Mongolian Bond Prices Jump Following $440 Million IMF Bailout

The price of Mongolia’s benchmark 10-year bond rose after the announcement on Sunday that the International Monetary Fund will lead a bailout the nation.

The yield declined and the price of the bonds due in 2022 rose more than 4 cents by 1:50 p.m in Hong Kong, after the news of a $440 IMF million loan package as part of a $5.5 billion bailout. The tugrik was little changed at 2,482 per dollar compared to 2,483 on Friday.

Mongolia’s sixth IMF bailout since 1990 follows a downturn in prices for copper and coal, the two main export commodities. The budget deficit soared and disputes with investors including Rio Tinto Plc led to a collapse in foreign investment and depleted foreign exchange reserves.

The IMF’s Extended Fund Facility will support the Economic Stabilization Program, a long-term plan to tighten fiscal policy, diversify the economy, depoliticize the Development Bank of Mongolia and strengthen governance at the central bank. The facility will also help Mongolia repay looming debts, including a $580 million DBM bond due next month.

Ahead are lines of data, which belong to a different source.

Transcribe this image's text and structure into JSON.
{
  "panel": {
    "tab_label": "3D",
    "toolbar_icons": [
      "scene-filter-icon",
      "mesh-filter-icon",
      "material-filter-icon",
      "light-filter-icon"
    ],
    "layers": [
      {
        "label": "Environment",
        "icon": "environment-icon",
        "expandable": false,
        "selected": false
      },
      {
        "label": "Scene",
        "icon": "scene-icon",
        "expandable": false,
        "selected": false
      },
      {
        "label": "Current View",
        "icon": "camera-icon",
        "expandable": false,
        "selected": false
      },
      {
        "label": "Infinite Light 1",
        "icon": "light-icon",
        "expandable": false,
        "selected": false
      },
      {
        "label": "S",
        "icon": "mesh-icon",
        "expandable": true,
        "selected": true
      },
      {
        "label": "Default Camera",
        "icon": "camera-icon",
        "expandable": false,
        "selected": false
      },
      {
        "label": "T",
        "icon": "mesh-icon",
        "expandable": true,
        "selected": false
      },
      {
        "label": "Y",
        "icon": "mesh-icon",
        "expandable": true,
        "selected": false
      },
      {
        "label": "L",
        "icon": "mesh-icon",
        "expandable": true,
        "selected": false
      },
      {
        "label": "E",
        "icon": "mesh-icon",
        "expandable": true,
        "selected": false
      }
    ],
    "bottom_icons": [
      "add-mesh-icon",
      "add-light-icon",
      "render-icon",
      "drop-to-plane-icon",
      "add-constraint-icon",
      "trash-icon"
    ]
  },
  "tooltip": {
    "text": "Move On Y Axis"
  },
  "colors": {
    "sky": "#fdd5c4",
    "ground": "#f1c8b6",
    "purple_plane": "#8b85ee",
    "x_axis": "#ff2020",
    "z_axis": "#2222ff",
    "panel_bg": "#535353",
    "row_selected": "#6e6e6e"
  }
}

After that bond, the nation has $641 million due next year, for a total of $2.2 billion to be repaid, according to Keiko Utsunomiya, a spokeswoman for the IMF.

Mongolia is keen to avoid the boom-bust-bailout cycle it’s experienced in recent years, the IMF Mission Chief for Mongolia, Koshy Mathai, said in an interview on Sunday with Bloomberg Mongolia TV.

Gross domestic product is expected to expand eight percent by 2019, and then grown at around five to six percent after that due to new mining projects and output from the Oyu Tolgoi copper mine.

“Asking that Mongolia’s economic growth be stable forever is a very big challenge because there are so many mining exports and so many concentrated to one particular market,” said Mathai. “That is why the government has emphasized many of these institutional reforms in order to make sure that fiscal policy remains strong.”